Drawing everyday keeps me from dying inside. But after a few months, it becomes routine, and boredom sets it. I needed something to strive for, to keep things fresh, to keep my mind stimulated.
One day, at a really disappointing Post-Production convention, I was too bored to take notes, and I came up with these little drawings, shaped like letters, and I thought, “This might be something.”
So I drew an entire alphabet a to z, and then another, and another. I made a rule for myself early on: just because it’s an “S” don’t draw a Seal, or a Snake, or a Sarsaparilla Root. If last time I drew a snake, because it’s sort of shaped like an “S”, then this time I would draw two squirrels in the shape of the negative space around the “S”. Drawing “the same thing” over an over, I was exploring infinite variations of a finite series of 26 forms. There was a lot I liked about this process:

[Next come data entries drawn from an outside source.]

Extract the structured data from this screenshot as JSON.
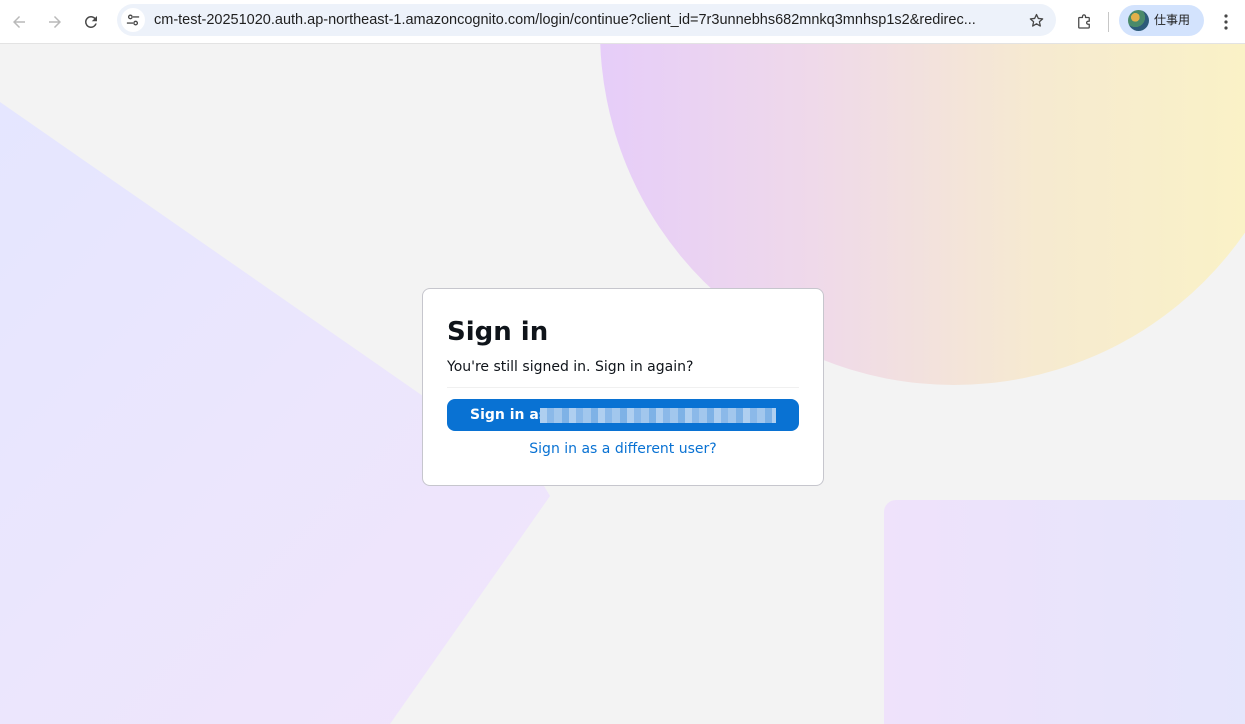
{
  "browser": {
    "url": "cm-test-20251020.auth.ap-northeast-1.amazoncognito.com/login/continue?client_id=7r3unnebhs682mnkq3mnhsp1s2&redirec...",
    "profile_name": "仕事用"
  },
  "signin": {
    "title": "Sign in",
    "message": "You're still signed in. Sign in again?",
    "button_label": "Sign in as",
    "alt_link": "Sign in as a different user?"
  },
  "icons": {
    "back": "back-arrow-icon",
    "forward": "forward-arrow-icon",
    "reload": "reload-icon",
    "site_info": "tune-icon",
    "bookmark": "star-icon",
    "extensions": "puzzle-icon",
    "menu": "more-vert-icon"
  },
  "colors": {
    "primary_button": "#0972d3",
    "link": "#0972d3",
    "omnibox": "#edf2fa",
    "profile_chip": "#d3e3fd"
  }
}
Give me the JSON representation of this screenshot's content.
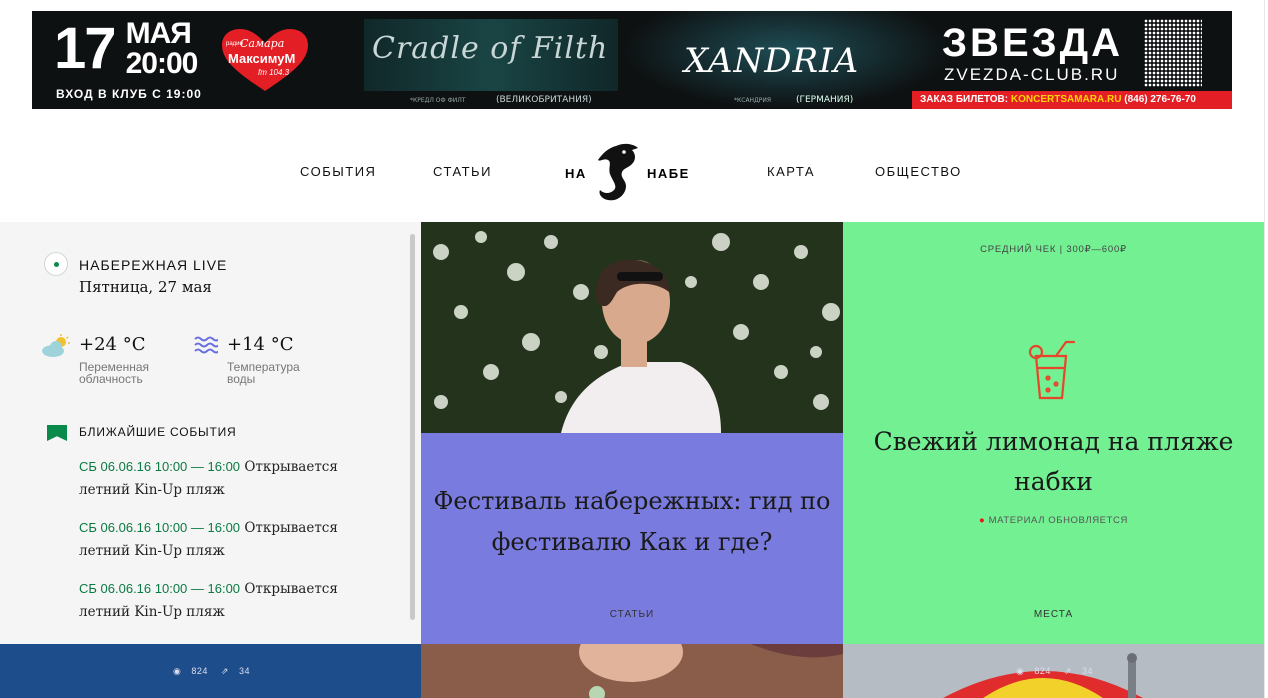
{
  "ad": {
    "day": "17",
    "month": "МАЯ",
    "time": "20:00",
    "entry": "ВХОД В КЛУБ С 19:00",
    "radio_top": "радио",
    "radio_name": "Самара",
    "radio_brand": "МаксимуМ",
    "radio_freq": "fm 104.3",
    "band1": "Cradle of Filth",
    "band1_caption": "*КРЕДЛ ОФ ФИЛТ",
    "band1_country": "(ВЕЛИКОБРИТАНИЯ)",
    "band2": "XANDRIA",
    "band2_caption": "*КСАНДРИЯ",
    "band2_country": "(ГЕРМАНИЯ)",
    "club": "ЗВЕЗДА",
    "club_url": "ZVEZDA-CLUB.RU",
    "tickets_label": "ЗАКАЗ БИЛЕТОВ:",
    "tickets_site": "KONCERTSAMARA.RU",
    "tickets_phone": "(846) 276-76-70"
  },
  "nav": {
    "events": "СОБЫТИЯ",
    "articles": "СТАТЬИ",
    "logo_left": "НА",
    "logo_right": "НАБЕ",
    "map": "КАРТА",
    "society": "ОБЩЕСТВО"
  },
  "sidebar": {
    "live_title": "НАБЕРЕЖНАЯ LIVE",
    "live_date": "Пятница, 27 мая",
    "weather": {
      "air_temp": "+24 °C",
      "air_label_1": "Переменная",
      "air_label_2": "облачность",
      "water_temp": "+14 °C",
      "water_label_1": "Температура",
      "water_label_2": "воды"
    },
    "events_title": "БЛИЖАЙШИЕ СОБЫТИЯ",
    "events": [
      {
        "when": "СБ 06.06.16 10:00 — 16:00",
        "text_1": "Открывается",
        "text_2": "летний Kin-Up пляж"
      },
      {
        "when": "СБ 06.06.16 10:00 — 16:00",
        "text_1": "Открывается",
        "text_2": "летний Kin-Up пляж"
      },
      {
        "when": "СБ 06.06.16 10:00 — 16:00",
        "text_1": "Открывается",
        "text_2": "летний Kin-Up пляж"
      }
    ]
  },
  "tiles": {
    "purple": {
      "title_1": "Фестиваль набережных: гид по",
      "title_2": "фестивалю Как и где?",
      "category": "СТАТЬИ"
    },
    "green": {
      "avg_check": "СРЕДНИЙ ЧЕК | 300₽—600₽",
      "title_1": "Свежий лимонад на пляже",
      "title_2": "набки",
      "status": "МАТЕРИАЛ ОБНОВЛЯЕТСЯ",
      "category": "МЕСТА",
      "icon": "lemonade-glass-icon"
    },
    "blue": {
      "views": "824",
      "shares": "34"
    },
    "right": {
      "views": "824",
      "shares": "34"
    }
  },
  "colors": {
    "accent_green": "#0a8a4a",
    "tile_purple": "#7a7bdf",
    "tile_green": "#72f092",
    "tile_blue": "#1e4d8c"
  }
}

- I like a routine, but I also like spontaneity: If I draw pictures in the same shape over and over, every time I come back to “S” I want to try to do it a little differently.
- I love problems. I often compare the creative process with solving a puzzle. I’m presented with a familiar problem every day, but with the challenge to do it differently every time. After the first 5 alphabets, I tried flipping the positive and negative space. After 10 alphabets, I’m not seeing positive and negative in the shapes anymore, I’m using the lines of the letters divide up the space and define the image.
- I always have a starting point for a drawing. “Writers’ block” or fear of that blank page, isn’t so much of a problem for me any more. I always have a goal to accomplish. This has gotten even easier when I started doing themes. If it’s shaped like an “R” and it has to be a fish, a lot of decisions have been solved for me already.
I started scanning my sketchbook pages and reworking them in Photoshop. I started selling prints of Alphabets, then selling prints of kids’ names spelled out in the letters. Then instead of random subjects for each letter I started doing series, an alphabet of birds, of fish, of dragons. Then I did a series of scenes from outer space, and I thought: I should write a book about this.